Primary reference test blocks are standardized using primary standardizing machines in accordance with the hardness definition. Usually, the National Metrology Institute (NMI) of a country standardizes the primary reference test blocks and maintains the national hardness scales. The National Metrology Institute in the United States for Rockwell hardness is NIST.
4.1.1 NIST SRMs for the Rockwell C Scale
Each Rockwell hardness scale covers a range of hardness levels. To transfer the U.S. national HRC scale values to industry requires more than one transfer standard for the entire scale. However, production of hardness blocks at all levels of HRC hardness is not feasible for NIST. It was determined that industry needs test blocks at the levels specified in test method standards for the calibration and verification of Rockwell hardness testing machines. For the HRC scale, ASTM and ISO specify three ranges of hardness. The NIST reference test blocks for the HRC scale reflect these ranges and are certified at three hardness levels: 25 HRC, 45 HRC, and 63 HRC, which are available for purchase as a Standard Reference Material (SRM ®2810, 2811, and 2812,respectively)(18)Currently, NIST offers Rockwell hardness test blocks for only the Rockwell Cscale. Because the NIST SRMs are primary transfer standards, greater care in the usage of the test blocks is recommended than for commercial test blocks that are standardized by secondary calibration laboratories. Annex C provides recommended procedures for the use of NIST Rockwell hardness test block SRMs. These recommended procedures may be used as well when using secondary standards to help improve measurement accuracy. As a consequence of the variation in hardness across a test block, NIST determines and provides the customer with two types of hardness certifications with each reference test block: (1) the certified average HRC hardness across the test surface of the block; and (2) certified HRC hardness values at specific untested locations on the test surface (19). These two types of certifications characterize the hardness of the test block in distinctly different ways.
18.104.22.168 Certification of the Average Surface Hardness
As discussed previously, the certified average hardness value of reference test blocks is usually determined by calculating the simple average of several hardness measurement values taken across the surface of the block. The certification of the NIST SRM test blocks was partly based on the calibration measurements; however, it was also based on a NIST derived function that models how the hardness varies across the surface of the test block material. In the case of the NIST blocks, the certified average hardness value is the average of the hardness values predicted by the hardness function for all test surface locations, and not simply the arithmetical average of the seven NIST measurements. However, because the locations chosen for the seven NIST measurements provide a good representation of the range in surface hardness, the two averages are nearly identical in value.
22.214.171.124 Certification of Hardness at Untested Locations
A hardness measurement is destructive in that a specific location on a hardness block can be measured only once. For the second type of certification, certified HRC hardness values and the associated uncertainties are provided for specific untested locations on the test surface of the reference block, as illustrated by the open circles in Figure 7. Because hardness blocks are not uniform, NIST can only predict the hardness at these untested locations. The HRC hardness values were calculated using the surface hardness function. Using this formula, predicted hardness values may be calculated for any single untested location or for the average of two or more locations. For the NIST SRMs, however, certified values of only eleven locations are provided with the SRM test block. Section C.2 of Annex C provides the formulas used by NIST and gives examples of how to use these formulas.

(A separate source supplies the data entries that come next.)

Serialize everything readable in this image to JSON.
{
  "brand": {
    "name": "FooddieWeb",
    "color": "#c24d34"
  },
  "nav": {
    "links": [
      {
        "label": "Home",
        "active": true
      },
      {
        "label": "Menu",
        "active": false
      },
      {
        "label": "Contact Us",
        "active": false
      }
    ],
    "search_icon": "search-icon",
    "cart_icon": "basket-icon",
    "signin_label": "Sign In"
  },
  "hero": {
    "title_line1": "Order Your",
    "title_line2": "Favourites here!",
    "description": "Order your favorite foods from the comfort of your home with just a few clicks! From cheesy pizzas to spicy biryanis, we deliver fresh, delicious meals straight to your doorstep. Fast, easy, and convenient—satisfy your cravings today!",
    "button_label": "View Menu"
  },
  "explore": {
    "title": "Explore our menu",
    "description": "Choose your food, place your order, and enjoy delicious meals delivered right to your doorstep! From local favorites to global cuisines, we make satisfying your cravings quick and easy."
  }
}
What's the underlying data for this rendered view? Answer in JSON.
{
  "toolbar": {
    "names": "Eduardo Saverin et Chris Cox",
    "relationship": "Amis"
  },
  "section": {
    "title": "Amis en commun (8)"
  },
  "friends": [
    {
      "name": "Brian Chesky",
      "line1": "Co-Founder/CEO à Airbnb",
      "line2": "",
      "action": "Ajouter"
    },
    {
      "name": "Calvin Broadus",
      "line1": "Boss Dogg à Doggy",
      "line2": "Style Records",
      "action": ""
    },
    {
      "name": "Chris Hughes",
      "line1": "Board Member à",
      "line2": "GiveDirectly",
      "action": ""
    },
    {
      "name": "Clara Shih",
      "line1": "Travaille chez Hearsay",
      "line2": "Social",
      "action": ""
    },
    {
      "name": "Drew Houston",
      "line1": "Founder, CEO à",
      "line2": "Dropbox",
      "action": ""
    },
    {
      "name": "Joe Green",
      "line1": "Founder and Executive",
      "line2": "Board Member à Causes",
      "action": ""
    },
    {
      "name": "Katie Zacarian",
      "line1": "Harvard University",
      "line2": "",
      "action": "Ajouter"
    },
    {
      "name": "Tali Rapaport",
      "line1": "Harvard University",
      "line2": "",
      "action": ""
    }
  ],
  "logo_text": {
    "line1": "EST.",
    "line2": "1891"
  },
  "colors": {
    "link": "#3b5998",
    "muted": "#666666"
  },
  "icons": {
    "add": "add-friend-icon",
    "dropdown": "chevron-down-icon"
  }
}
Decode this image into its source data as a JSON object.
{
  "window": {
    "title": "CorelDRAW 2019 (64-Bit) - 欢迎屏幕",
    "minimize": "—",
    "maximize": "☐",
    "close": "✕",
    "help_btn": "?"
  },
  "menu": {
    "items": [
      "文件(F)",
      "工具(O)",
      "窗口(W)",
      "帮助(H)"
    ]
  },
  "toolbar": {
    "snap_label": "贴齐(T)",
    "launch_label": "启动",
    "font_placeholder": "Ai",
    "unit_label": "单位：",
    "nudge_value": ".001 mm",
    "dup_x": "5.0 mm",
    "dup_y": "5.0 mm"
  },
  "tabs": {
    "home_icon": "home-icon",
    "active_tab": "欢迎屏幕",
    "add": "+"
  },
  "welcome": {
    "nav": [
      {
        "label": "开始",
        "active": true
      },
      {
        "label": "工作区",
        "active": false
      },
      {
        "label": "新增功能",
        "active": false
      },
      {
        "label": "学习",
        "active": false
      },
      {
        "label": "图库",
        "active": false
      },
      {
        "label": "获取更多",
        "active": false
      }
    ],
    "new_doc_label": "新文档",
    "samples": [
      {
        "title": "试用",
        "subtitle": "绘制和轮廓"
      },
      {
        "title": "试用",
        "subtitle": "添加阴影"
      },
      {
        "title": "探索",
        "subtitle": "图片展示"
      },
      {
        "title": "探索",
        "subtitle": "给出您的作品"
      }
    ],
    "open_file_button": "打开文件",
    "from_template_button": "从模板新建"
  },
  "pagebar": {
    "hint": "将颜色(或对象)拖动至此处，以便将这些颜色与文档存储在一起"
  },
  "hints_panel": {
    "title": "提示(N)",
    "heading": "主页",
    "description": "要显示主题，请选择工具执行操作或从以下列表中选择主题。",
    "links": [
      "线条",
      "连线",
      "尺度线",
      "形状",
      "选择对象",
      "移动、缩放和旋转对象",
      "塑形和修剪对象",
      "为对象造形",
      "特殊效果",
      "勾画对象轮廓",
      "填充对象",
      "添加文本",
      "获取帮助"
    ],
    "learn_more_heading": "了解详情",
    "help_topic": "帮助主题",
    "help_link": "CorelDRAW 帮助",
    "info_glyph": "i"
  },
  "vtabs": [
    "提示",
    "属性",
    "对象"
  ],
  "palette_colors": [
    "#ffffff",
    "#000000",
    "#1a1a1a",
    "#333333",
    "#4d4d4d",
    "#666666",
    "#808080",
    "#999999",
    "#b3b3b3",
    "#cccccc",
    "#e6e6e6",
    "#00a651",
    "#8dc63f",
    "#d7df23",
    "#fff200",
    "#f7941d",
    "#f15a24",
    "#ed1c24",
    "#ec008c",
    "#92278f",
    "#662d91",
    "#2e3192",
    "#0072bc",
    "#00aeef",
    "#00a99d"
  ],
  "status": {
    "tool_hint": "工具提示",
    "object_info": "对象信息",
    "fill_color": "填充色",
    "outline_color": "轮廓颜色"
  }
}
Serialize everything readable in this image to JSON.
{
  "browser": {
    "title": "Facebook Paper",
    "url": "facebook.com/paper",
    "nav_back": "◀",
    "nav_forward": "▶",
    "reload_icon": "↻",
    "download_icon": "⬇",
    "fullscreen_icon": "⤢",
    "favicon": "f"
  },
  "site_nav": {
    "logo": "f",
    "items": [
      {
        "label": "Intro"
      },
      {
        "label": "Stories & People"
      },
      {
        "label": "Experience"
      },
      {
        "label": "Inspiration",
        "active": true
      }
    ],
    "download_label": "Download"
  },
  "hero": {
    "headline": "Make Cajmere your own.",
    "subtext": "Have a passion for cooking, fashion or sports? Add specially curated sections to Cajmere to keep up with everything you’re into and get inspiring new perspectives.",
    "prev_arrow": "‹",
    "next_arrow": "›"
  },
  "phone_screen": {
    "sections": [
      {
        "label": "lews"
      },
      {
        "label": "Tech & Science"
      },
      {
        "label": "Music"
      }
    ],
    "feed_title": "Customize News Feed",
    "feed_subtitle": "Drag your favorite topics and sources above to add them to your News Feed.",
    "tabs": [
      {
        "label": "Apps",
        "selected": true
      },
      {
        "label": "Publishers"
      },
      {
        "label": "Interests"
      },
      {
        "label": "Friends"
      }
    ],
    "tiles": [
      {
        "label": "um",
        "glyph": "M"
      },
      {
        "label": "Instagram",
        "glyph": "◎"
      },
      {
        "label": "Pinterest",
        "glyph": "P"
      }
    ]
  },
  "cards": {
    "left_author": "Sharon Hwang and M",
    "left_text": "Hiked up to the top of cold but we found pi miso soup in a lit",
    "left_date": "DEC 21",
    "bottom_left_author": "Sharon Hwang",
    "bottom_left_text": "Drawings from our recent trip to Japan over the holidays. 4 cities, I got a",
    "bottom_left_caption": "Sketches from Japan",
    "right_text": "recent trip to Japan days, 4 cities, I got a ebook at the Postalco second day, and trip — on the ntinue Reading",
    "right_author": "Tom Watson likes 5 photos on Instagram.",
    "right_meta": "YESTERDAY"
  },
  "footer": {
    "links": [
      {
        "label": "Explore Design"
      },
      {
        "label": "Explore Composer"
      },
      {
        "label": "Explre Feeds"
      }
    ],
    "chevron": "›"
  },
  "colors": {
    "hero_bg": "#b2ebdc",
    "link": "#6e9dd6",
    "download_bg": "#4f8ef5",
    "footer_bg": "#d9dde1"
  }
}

This second type of NIST hardness certification provides the customer with a valuable tool for improving the hardness comparison measurements by reducing the influence of the test block non-uniformity. For example, the user can combine the seven NIST calibration measurements with the eleven predicted values to produce a profile map approximating the block surface hardness, and then, correct measurements depending on the test location on the block. The customer can also calculate better corrections by calculating hardness values using the same formula NIST used to determine the hardness at the eleven untested locations, as described in Annex C.